This Cygwin DLL feature was further improved in 1.7.20, and I released Cygwin SQLite 3.7.13-3 using the finalized locking semantics. This version allowed a choice of three locking strategies: POSIX advisory locking, BSD advisory locking, and BSD/Cygwin mandatory locking. So far, the latter strategy has proven to be completely compatible with native Windows locking.
Later, when Jan Nijtmans took over maintenance of Cygwin SQLite, he further enhanced this mechanism by fully integrating it with the SQLite VFS layer. This allowed a fourth option: the native Windows locking that Cygwin SQLite used to use before we started on this journey. This is mostly a hedge against the possibility that the BSD/Windows locking strategy doesn't cooperate cleanly with a native Windows SQLite program. So far as I know, no one has ever needed to use this option, but it's nice to know it's there.
If the conflict you're having is between Cygwin's command line svn and the TortoiseSVN Windows Explorer shell extension, there's another option to fix it. TortoiseSVN ships with native Windows Subversion command-line programs as well. If you put these in your PATH ahead of Cygwin's bin directory, you shouldn't run into this problem at all.
Having encountered the same problem, it appears (in my case at least) to be an interaction with TortoiseSVN. Disabling TortoiseSVN's status icon cache (Settings > Icon Overlays > Status cache "None" > Apply) has everything working just fine for me.
(That obviously doesn't resolve the underlying problem, which appears to be due to the SQL package that Cygwin's Subversion package relies on changing its mode of access. As I write, there's active [if slow] discussion on the Cygwin mailing list about how to resolve this.)
ldd /usr/bin/svn shows that SVN depends on /usr/bin/cygsqlite3-0.dll.
After I change libsqlite3 from 3.7.12 back to 3.7.3, the problem seems to go away.

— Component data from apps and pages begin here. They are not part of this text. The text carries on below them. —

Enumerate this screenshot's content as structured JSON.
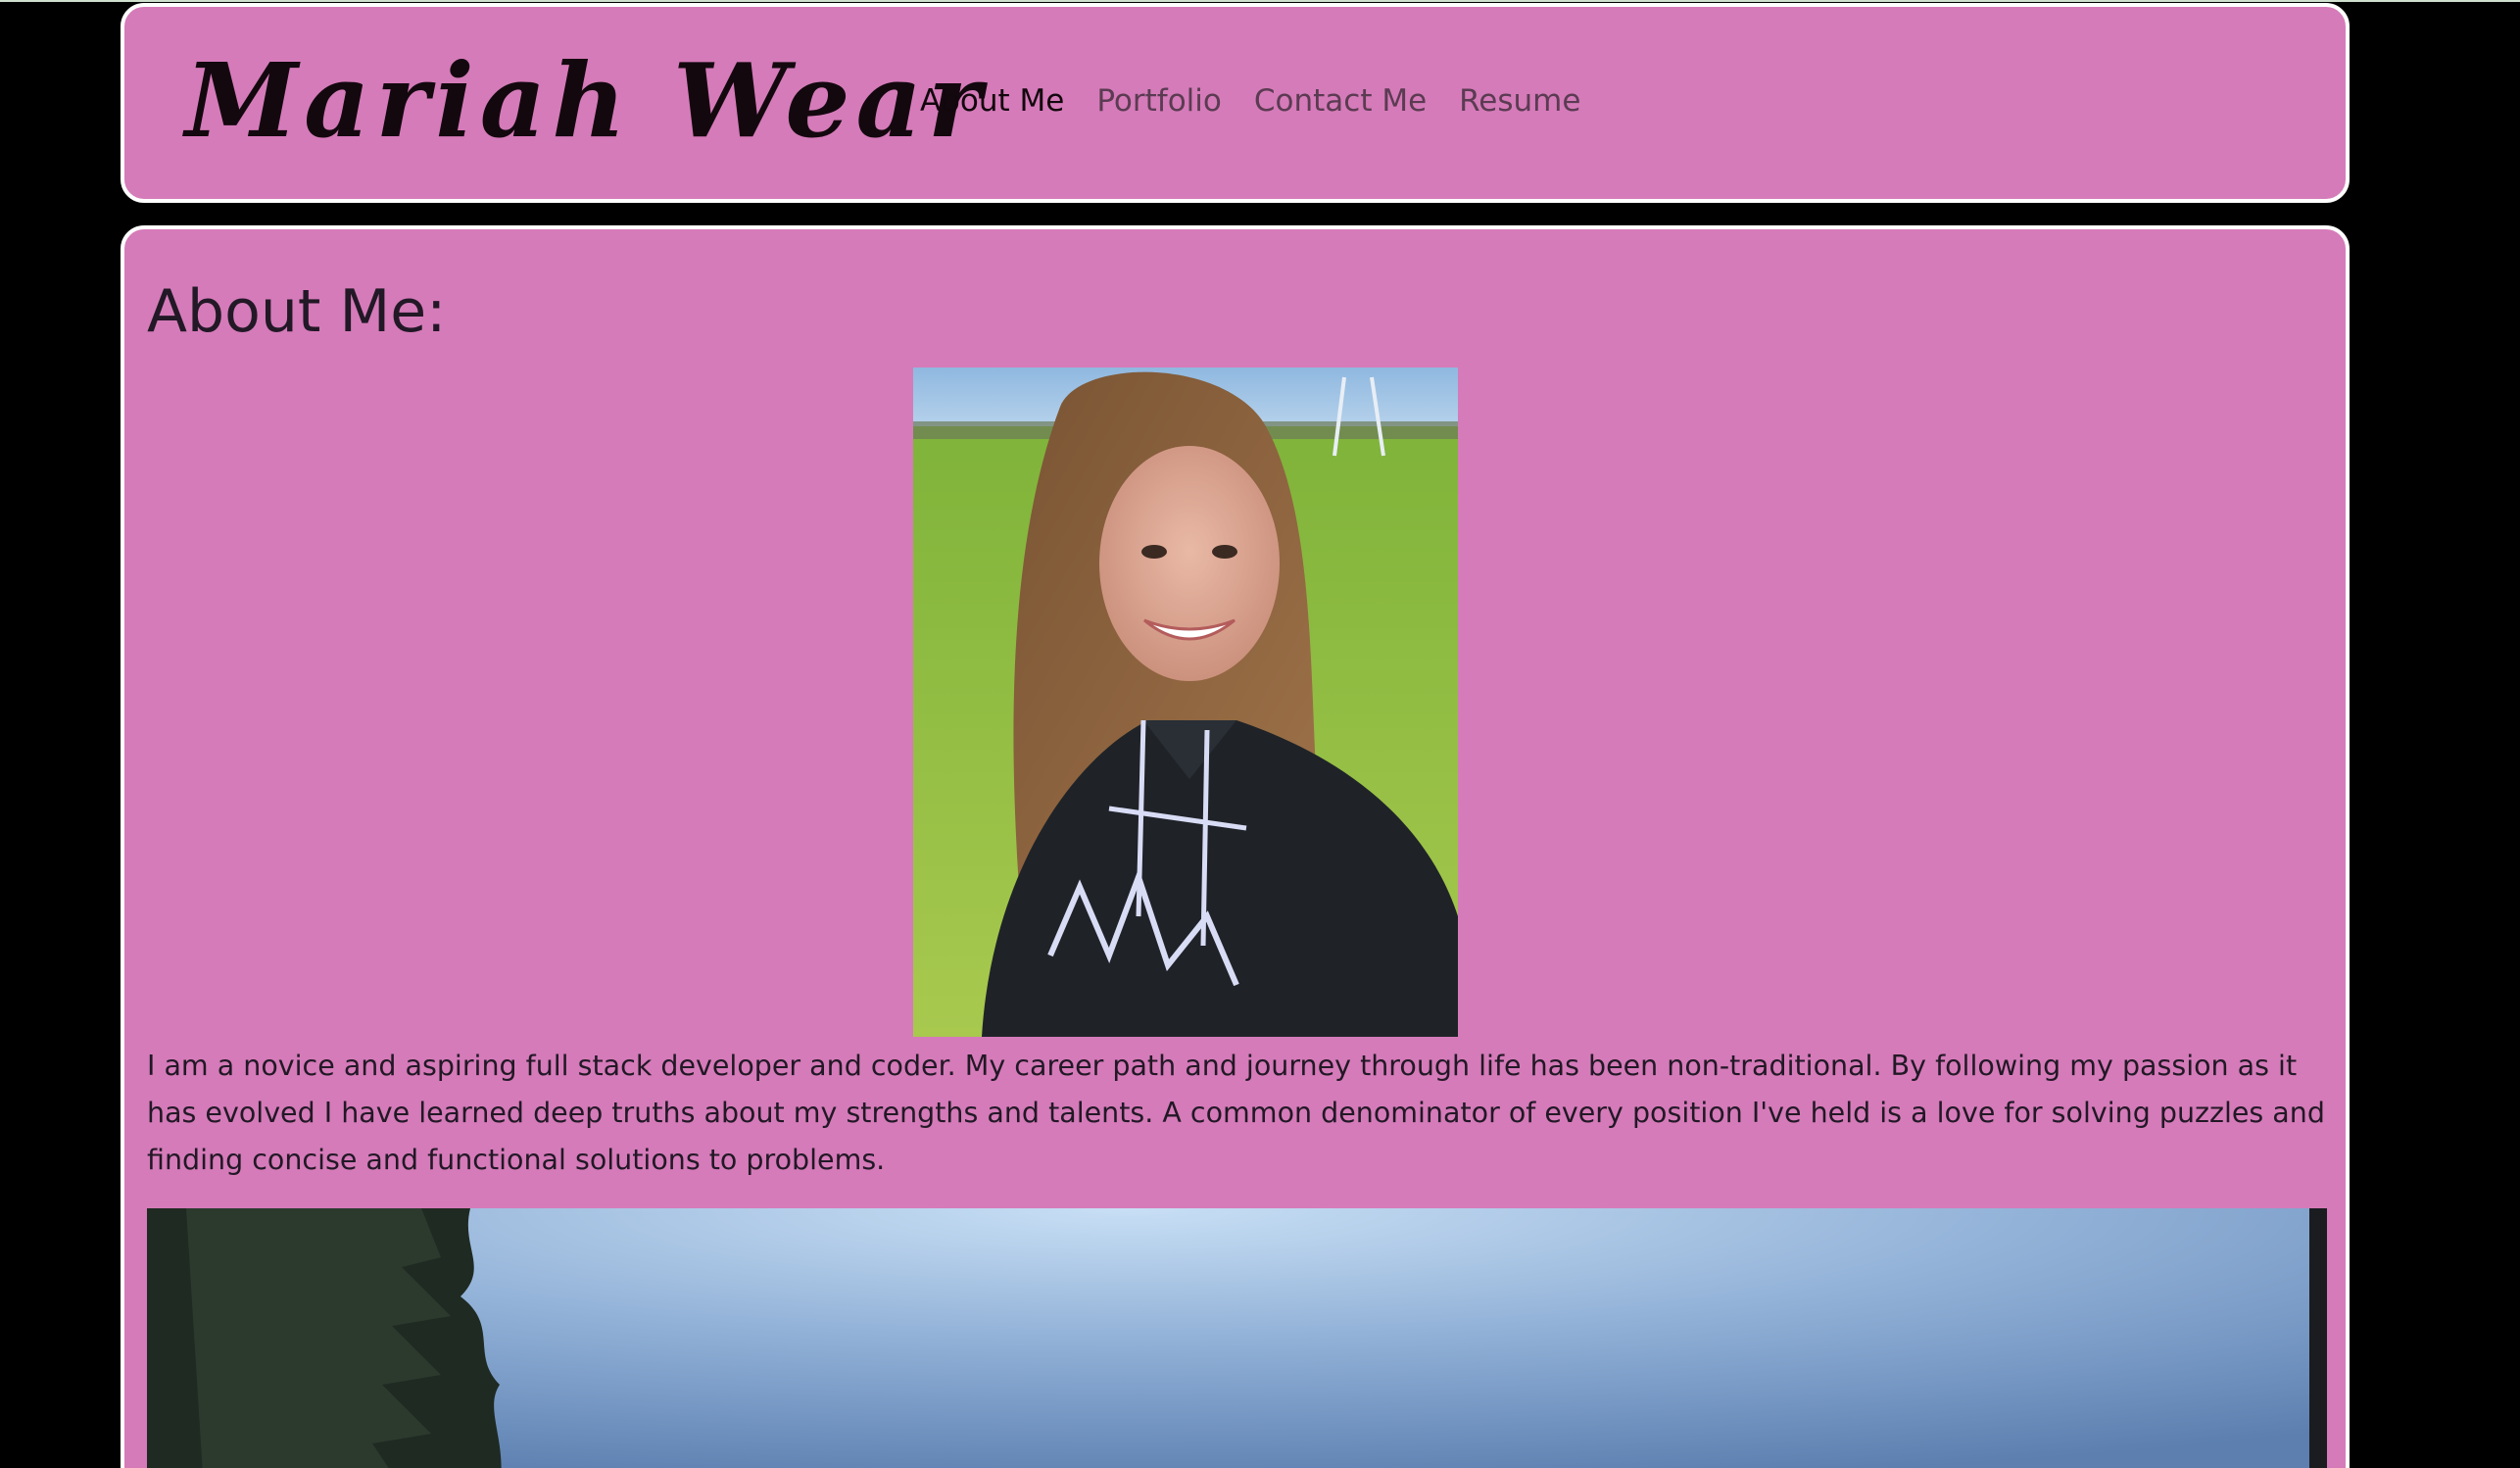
{
  "site": {
    "brand": "Mariah Wear"
  },
  "nav": {
    "items": [
      {
        "label": "About Me",
        "active": true
      },
      {
        "label": "Portfolio",
        "active": false
      },
      {
        "label": "Contact Me",
        "active": false
      },
      {
        "label": "Resume",
        "active": false
      }
    ]
  },
  "about": {
    "heading": "About Me:",
    "intro": "I am a novice and aspiring full stack developer and coder. My career path and journey through life has been non-traditional. By following my passion as it has evolved I have learned deep truths about my strengths and talents. A common denominator of every position I've held is a love for solving puzzles and finding concise and functional solutions to problems."
  },
  "colors": {
    "page_background": "#000000",
    "card_background": "#d57bb9",
    "card_border": "#ffffff",
    "active_link": "#12070d",
    "inactive_link": "#5b3b52",
    "text": "#221826"
  }
}
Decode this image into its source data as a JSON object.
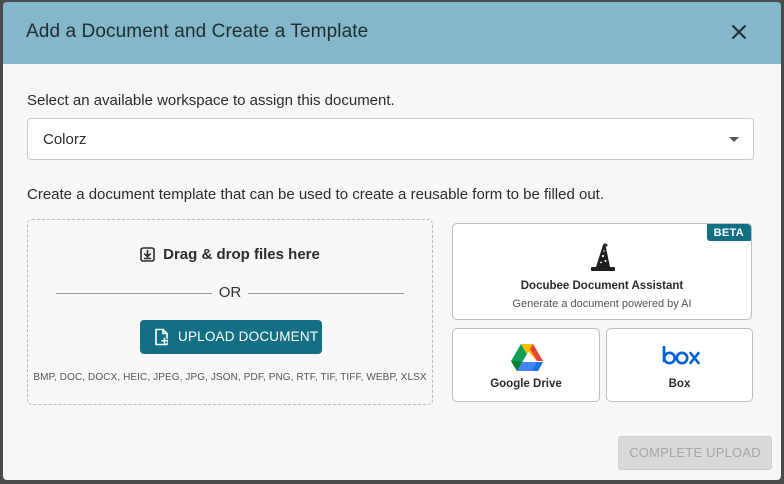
{
  "modal": {
    "title": "Add a Document and Create a Template",
    "close_icon": "close-icon"
  },
  "workspace": {
    "prompt": "Select an available workspace to assign this document.",
    "selected": "Colorz"
  },
  "template": {
    "prompt": "Create a document template that can be used to create a reusable form to be filled out."
  },
  "dropzone": {
    "drag_label": "Drag & drop files here",
    "or_label": "OR",
    "upload_label": "UPLOAD DOCUMENT",
    "formats": "BMP, DOC, DOCX, HEIC, JPEG, JPG, JSON, PDF, PNG, RTF, TIF, TIFF, WEBP, XLSX"
  },
  "sources": {
    "assistant": {
      "badge": "BETA",
      "title": "Docubee Document Assistant",
      "subtitle": "Generate a document powered by AI"
    },
    "google_drive": {
      "label": "Google Drive"
    },
    "box": {
      "label": "Box",
      "logo_text": "box"
    }
  },
  "footer": {
    "complete_label": "COMPLETE UPLOAD"
  },
  "colors": {
    "header_bg": "#83b7c9",
    "primary": "#126f84",
    "disabled_bg": "#d9d9d9",
    "box_blue": "#0061d5"
  }
}
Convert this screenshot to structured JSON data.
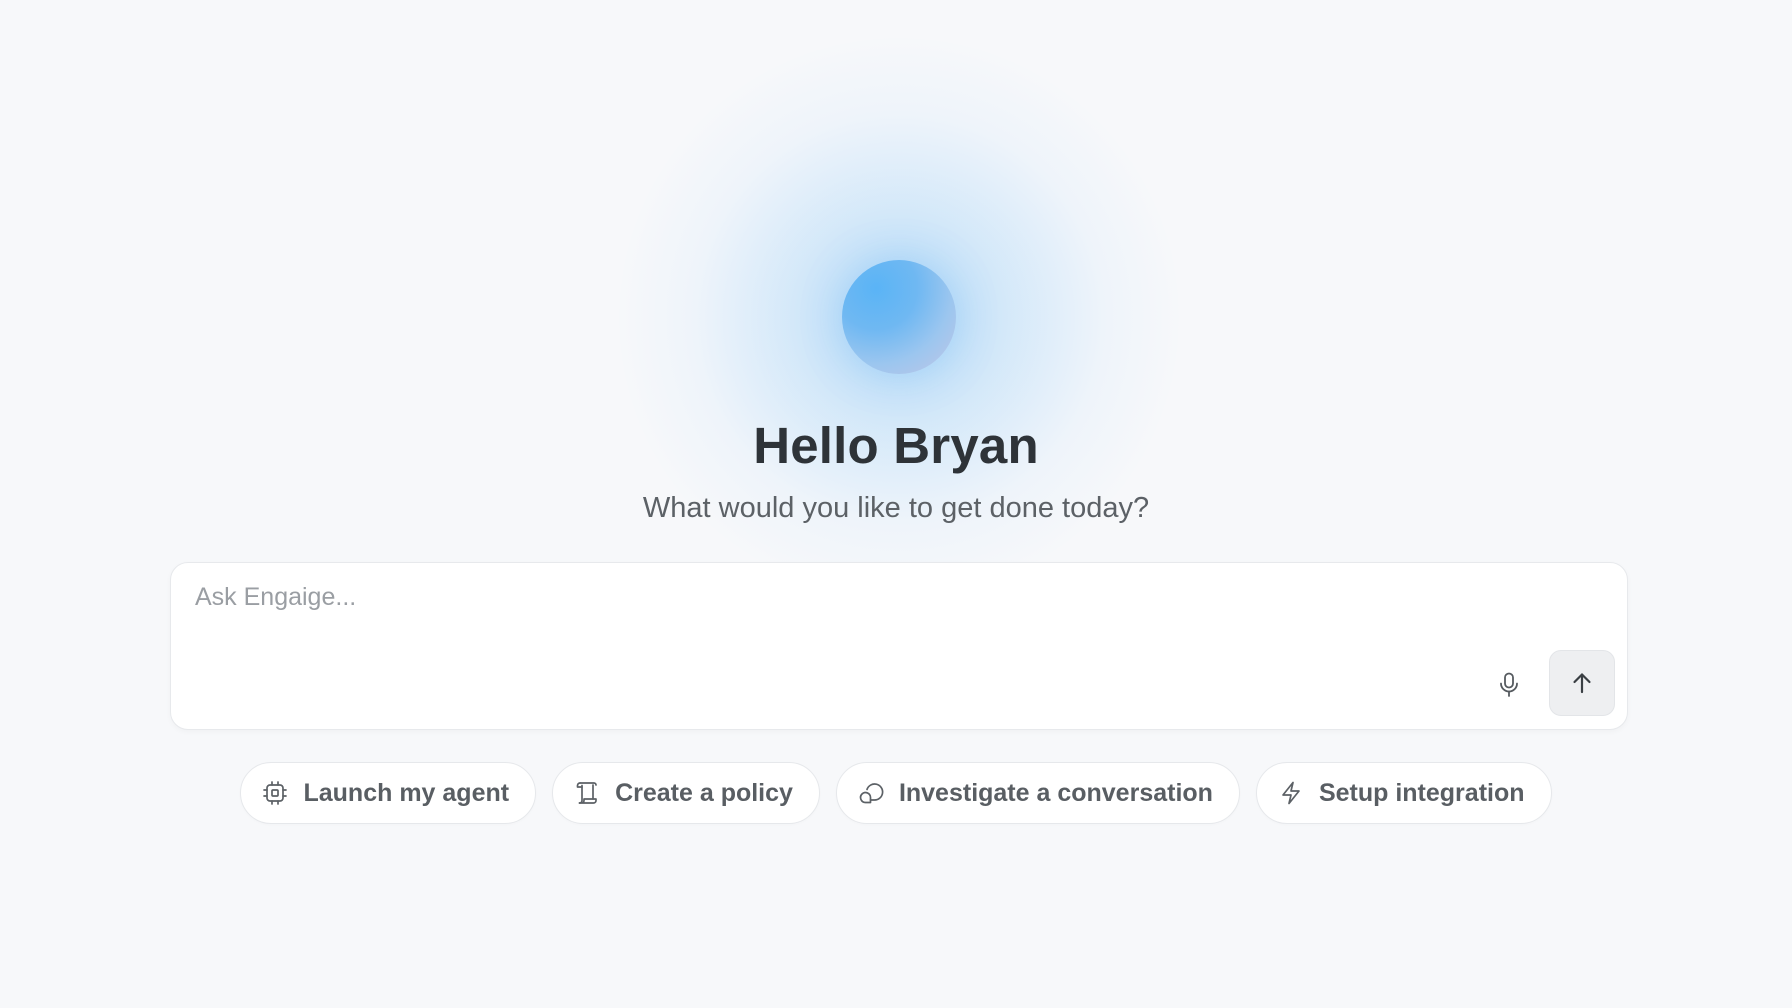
{
  "greeting": {
    "title": "Hello Bryan",
    "subtitle": "What would you like to get done today?"
  },
  "composer": {
    "placeholder": "Ask Engaige...",
    "value": "",
    "mic_icon": "microphone-icon",
    "send_icon": "arrow-up-icon"
  },
  "suggestions": [
    {
      "label": "Launch my agent",
      "icon": "chip-icon"
    },
    {
      "label": "Create a policy",
      "icon": "scroll-icon"
    },
    {
      "label": "Investigate a conversation",
      "icon": "chat-bubble-icon"
    },
    {
      "label": "Setup integration",
      "icon": "lightning-icon"
    }
  ],
  "colors": {
    "background": "#f7f8fa",
    "orb": "#5ab4f6",
    "title": "#2e3338",
    "subtitle": "#5c6166"
  }
}
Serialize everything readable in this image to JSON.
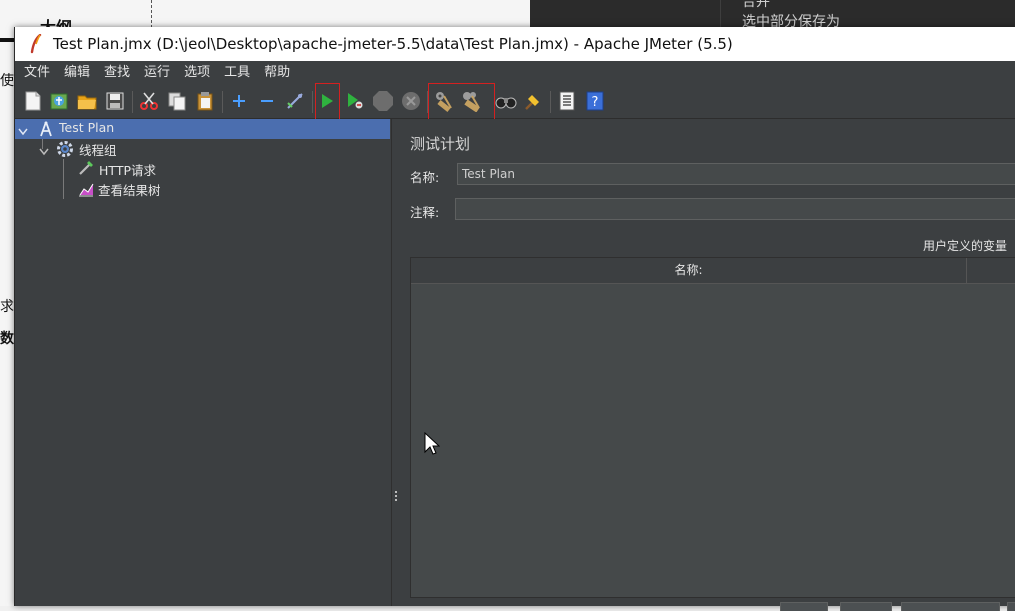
{
  "background": {
    "left_text_1": "大纲",
    "left_text_2": "使",
    "left_text_3": "求",
    "left_text_4": "数",
    "right_text_1": "合并",
    "right_text_2": "选中部分保存为"
  },
  "window": {
    "title": "Test Plan.jmx (D:\\jeol\\Desktop\\apache-jmeter-5.5\\data\\Test Plan.jmx) - Apache JMeter (5.5)"
  },
  "menu": {
    "items": [
      "文件",
      "编辑",
      "查找",
      "运行",
      "选项",
      "工具",
      "帮助"
    ]
  },
  "toolbar": {
    "icons": [
      "new-icon",
      "templates-icon",
      "open-icon",
      "save-icon",
      "cut-icon",
      "copy-icon",
      "paste-icon",
      "expand-icon",
      "collapse-icon",
      "toggle-icon",
      "start-icon",
      "start-no-pause-icon",
      "stop-icon",
      "shutdown-icon",
      "clear-icon",
      "clear-all-icon",
      "search-icon",
      "reset-search-icon",
      "function-helper-icon",
      "help-icon"
    ]
  },
  "tree": {
    "items": [
      {
        "label": "Test Plan",
        "icon": "test-plan-icon"
      },
      {
        "label": "线程组",
        "icon": "gear-icon"
      },
      {
        "label": "HTTP请求",
        "icon": "pipette-icon"
      },
      {
        "label": "查看结果树",
        "icon": "chart-icon"
      }
    ]
  },
  "panel": {
    "title": "测试计划",
    "name_label": "名称:",
    "name_value": "Test Plan",
    "comment_label": "注释:",
    "comment_value": "",
    "user_vars_label": "用户定义的变量",
    "table_header_name": "名称:"
  },
  "colors": {
    "dark_bg": "#3c3f41",
    "selection": "#4b6eaf",
    "highlight_box": "#d42020",
    "title_bar": "#ffffff"
  }
}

So this may be a SQLite library problem.
Using TortoiseSVN, ticking off Refresh shell overlays at clean up solved the problem for me.
For others reference, I just had this same error (svn: E200030: sqlite: disk I/O error) and found that one of my log files was taking up all my space (and could not write to the HDD because there was no free space).
Run (to make sure you have enough disk space)
(If you don't delete some large files (I just removed some backup and log files)
Then I just needed to run:
This resolved the error for me.